Requirement >>
For the records below, give the number of lines where the string "click" occurs. Include nothing else.

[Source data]
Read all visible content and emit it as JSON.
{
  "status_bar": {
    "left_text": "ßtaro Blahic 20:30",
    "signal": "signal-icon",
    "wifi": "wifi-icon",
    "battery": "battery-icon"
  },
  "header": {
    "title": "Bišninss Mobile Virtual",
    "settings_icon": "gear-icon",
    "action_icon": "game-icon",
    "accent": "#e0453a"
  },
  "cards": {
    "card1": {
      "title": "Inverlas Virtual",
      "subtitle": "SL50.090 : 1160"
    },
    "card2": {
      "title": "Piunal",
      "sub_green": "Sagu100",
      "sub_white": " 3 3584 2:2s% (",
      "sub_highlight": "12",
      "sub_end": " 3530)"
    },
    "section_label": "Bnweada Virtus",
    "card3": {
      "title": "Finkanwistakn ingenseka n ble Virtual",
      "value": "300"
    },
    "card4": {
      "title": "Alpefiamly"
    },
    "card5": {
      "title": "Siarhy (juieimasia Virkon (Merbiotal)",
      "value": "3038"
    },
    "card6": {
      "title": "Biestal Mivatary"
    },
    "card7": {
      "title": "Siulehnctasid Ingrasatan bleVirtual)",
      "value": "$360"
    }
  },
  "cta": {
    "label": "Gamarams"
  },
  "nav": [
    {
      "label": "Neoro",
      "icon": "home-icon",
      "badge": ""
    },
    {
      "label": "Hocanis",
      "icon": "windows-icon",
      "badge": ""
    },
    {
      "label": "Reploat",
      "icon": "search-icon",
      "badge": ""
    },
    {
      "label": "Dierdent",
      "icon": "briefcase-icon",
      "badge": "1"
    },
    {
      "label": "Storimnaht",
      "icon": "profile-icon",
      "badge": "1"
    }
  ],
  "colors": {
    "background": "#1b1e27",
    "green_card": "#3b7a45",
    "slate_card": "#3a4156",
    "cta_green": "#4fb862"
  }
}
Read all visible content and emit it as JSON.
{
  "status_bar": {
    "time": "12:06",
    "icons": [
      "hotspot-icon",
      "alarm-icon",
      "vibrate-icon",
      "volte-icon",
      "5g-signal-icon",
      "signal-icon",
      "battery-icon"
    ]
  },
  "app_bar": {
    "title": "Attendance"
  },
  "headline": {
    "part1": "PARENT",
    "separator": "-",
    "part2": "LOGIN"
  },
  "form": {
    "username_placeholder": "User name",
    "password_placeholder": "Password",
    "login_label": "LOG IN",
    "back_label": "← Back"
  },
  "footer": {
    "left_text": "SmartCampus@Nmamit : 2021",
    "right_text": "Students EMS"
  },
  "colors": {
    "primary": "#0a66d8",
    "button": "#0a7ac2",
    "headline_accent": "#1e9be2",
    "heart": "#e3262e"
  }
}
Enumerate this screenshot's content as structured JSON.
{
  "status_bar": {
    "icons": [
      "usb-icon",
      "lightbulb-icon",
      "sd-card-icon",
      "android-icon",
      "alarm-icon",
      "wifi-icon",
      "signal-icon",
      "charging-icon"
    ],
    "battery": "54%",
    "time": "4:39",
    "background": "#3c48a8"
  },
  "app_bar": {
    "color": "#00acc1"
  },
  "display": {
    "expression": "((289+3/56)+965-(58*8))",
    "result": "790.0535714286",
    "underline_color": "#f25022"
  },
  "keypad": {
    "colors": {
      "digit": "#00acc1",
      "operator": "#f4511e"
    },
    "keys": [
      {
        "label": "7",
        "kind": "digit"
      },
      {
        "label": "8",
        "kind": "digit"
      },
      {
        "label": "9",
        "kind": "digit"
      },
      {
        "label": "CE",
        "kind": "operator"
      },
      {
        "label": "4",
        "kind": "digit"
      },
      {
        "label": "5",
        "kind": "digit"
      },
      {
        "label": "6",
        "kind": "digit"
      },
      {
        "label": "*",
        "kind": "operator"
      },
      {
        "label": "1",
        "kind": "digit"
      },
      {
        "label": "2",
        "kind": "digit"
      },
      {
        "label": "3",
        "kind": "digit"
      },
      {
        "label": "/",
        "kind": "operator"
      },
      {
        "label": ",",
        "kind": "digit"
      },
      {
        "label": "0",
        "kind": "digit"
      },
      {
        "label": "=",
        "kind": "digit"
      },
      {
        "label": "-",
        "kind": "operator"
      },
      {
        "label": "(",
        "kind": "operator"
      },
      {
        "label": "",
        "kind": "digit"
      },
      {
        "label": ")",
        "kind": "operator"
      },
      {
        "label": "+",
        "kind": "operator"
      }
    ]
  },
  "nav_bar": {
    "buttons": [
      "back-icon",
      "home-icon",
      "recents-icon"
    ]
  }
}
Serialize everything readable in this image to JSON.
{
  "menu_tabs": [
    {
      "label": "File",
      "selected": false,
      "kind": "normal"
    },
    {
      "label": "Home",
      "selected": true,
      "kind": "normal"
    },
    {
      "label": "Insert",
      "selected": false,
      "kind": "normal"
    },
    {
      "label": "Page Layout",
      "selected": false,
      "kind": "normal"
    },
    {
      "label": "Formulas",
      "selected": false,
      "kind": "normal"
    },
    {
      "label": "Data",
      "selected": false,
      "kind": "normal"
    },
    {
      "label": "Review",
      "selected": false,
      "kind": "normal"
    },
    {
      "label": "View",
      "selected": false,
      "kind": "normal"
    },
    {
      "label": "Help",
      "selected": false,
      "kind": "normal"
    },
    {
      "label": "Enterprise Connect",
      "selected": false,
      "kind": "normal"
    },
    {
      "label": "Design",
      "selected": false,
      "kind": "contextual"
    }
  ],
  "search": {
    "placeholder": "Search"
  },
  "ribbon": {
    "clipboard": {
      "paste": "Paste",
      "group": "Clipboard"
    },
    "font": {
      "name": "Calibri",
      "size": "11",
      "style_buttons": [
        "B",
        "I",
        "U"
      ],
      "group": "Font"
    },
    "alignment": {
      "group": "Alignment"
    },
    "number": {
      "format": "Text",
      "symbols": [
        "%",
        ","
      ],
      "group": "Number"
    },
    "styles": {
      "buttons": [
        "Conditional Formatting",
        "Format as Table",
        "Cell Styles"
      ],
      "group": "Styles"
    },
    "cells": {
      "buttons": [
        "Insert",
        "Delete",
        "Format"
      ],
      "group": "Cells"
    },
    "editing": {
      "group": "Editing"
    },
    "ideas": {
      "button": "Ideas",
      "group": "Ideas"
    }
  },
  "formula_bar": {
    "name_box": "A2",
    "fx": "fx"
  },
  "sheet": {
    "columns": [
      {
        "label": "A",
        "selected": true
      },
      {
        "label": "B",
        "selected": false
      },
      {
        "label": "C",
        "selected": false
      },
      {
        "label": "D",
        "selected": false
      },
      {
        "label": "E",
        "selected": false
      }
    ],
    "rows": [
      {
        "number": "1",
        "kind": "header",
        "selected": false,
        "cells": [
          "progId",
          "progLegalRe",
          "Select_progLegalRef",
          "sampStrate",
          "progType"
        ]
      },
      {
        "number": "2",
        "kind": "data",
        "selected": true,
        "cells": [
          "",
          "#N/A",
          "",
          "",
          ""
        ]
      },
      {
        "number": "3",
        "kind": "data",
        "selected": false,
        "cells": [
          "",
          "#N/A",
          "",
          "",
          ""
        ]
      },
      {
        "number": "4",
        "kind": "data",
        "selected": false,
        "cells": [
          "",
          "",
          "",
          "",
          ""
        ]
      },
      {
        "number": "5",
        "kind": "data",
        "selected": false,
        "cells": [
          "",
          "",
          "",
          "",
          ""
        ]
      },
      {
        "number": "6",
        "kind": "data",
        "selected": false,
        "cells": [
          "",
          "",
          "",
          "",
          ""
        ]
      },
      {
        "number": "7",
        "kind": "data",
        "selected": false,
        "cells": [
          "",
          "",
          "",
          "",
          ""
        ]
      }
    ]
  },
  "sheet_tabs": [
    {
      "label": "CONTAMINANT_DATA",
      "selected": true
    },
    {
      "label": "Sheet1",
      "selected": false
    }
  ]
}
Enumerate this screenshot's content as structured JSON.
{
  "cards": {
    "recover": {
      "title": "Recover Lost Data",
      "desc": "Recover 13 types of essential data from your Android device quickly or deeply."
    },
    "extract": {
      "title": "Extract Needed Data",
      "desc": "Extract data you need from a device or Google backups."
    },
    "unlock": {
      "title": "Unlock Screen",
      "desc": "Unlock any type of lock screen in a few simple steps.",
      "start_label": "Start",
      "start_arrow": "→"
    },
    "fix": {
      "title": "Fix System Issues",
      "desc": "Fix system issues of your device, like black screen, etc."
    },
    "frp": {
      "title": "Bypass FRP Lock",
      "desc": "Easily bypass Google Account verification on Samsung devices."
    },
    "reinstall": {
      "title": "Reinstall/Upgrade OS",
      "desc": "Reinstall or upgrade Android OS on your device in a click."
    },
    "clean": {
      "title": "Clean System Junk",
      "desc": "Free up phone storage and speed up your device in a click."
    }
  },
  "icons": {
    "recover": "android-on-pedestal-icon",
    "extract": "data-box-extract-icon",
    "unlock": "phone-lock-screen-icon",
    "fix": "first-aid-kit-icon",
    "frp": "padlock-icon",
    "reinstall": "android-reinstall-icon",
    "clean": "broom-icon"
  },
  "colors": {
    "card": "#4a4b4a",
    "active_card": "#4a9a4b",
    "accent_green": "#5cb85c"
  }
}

Problem solution >>
2